But even if you do think this way, the manner in which this supposed deity went about things is just nutty. Why wait some seven hundred million years for the first life forms? Why hang around for 4.5 billion years before getting to humans? Why would this entity cool his/her heels for another 300,000 years before giving us his blessings? And what was the sense in creating at least three different kinds of species of Homo before letting our kind knock off the others?

It just doesn’t make any sense. Not to me anyway and I’m just not comfortable with the line that “God works in mysterious ways.” I like a good mystery, especially a scientific mystery but those have, in principle, empirical and theoretical answers.

Is this a proof that God doesn’t exist?
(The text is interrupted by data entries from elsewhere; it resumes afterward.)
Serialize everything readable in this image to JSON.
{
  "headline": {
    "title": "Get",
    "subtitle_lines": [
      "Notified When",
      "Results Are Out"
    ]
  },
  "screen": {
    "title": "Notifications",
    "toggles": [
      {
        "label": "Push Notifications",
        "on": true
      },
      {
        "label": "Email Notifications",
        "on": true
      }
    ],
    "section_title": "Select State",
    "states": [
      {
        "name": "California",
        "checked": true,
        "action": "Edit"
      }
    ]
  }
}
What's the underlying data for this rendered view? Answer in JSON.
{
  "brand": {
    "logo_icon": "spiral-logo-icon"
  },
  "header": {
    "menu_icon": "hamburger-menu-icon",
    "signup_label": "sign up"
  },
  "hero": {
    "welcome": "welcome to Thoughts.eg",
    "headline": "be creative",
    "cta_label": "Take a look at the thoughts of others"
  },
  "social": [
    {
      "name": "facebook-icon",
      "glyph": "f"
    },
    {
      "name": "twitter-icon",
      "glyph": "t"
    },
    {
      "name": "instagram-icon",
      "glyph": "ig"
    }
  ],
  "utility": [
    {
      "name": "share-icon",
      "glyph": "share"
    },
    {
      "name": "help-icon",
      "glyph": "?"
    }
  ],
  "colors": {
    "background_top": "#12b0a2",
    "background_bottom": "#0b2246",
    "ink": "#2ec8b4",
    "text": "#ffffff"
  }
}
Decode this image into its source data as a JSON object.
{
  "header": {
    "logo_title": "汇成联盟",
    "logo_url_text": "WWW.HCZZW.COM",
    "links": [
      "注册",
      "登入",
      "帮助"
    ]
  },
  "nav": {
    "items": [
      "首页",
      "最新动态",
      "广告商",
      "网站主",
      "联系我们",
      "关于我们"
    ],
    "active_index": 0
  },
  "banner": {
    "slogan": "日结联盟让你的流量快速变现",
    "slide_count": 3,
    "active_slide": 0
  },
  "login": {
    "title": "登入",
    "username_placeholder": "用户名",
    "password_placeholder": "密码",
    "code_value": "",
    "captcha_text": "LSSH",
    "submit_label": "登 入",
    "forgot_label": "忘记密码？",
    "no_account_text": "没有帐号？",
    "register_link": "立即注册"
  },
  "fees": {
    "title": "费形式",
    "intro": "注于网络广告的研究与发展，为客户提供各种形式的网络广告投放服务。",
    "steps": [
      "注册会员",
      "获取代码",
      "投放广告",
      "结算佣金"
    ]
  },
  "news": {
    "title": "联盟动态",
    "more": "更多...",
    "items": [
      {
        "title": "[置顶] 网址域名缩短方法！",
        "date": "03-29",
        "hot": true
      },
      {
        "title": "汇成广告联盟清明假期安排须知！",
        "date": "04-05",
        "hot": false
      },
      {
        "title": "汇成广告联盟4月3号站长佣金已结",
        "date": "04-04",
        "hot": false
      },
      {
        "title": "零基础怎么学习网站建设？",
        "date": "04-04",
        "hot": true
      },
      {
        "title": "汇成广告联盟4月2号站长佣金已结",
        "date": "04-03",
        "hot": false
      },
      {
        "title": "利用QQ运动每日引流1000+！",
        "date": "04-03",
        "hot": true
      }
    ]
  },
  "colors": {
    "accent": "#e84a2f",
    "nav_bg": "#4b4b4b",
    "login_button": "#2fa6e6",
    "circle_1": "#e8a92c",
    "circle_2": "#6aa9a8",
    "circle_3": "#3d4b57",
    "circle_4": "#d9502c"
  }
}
No. Proving non-existence isn’t easy to do when dealing with well-defined entities that lend themselves to empirical exploration and the ontological status of mysterian concepts like supreme beings isn’t one of those.

Perhaps thoughts like these are more common than we realize. Gretta Vosper, a minister of a church in Toronto has acknowledged that she is an atheist saying she just got to the point where she couldn’t believe in a supernatural being and claiming that she is far from alone. Many liberal congregations, she said, are headed by atheists, ones who value the good works that churches do and the role they play for families and communities.

I guess you don’t have to believe in God to do “God’s work.”

Reader Comments

There are no comments for this journal entry. To create a new comment, use the form below.

PostPost a New Comment

Enter your information below to add a new comment.
Author Email (optional):
Author URL (optional):
Some HTML allowed: <a href="" title=""> <abbr title=""> <acronym title=""> <b> <blockquote cite=""> <code> <em> <i> <strike> <strong>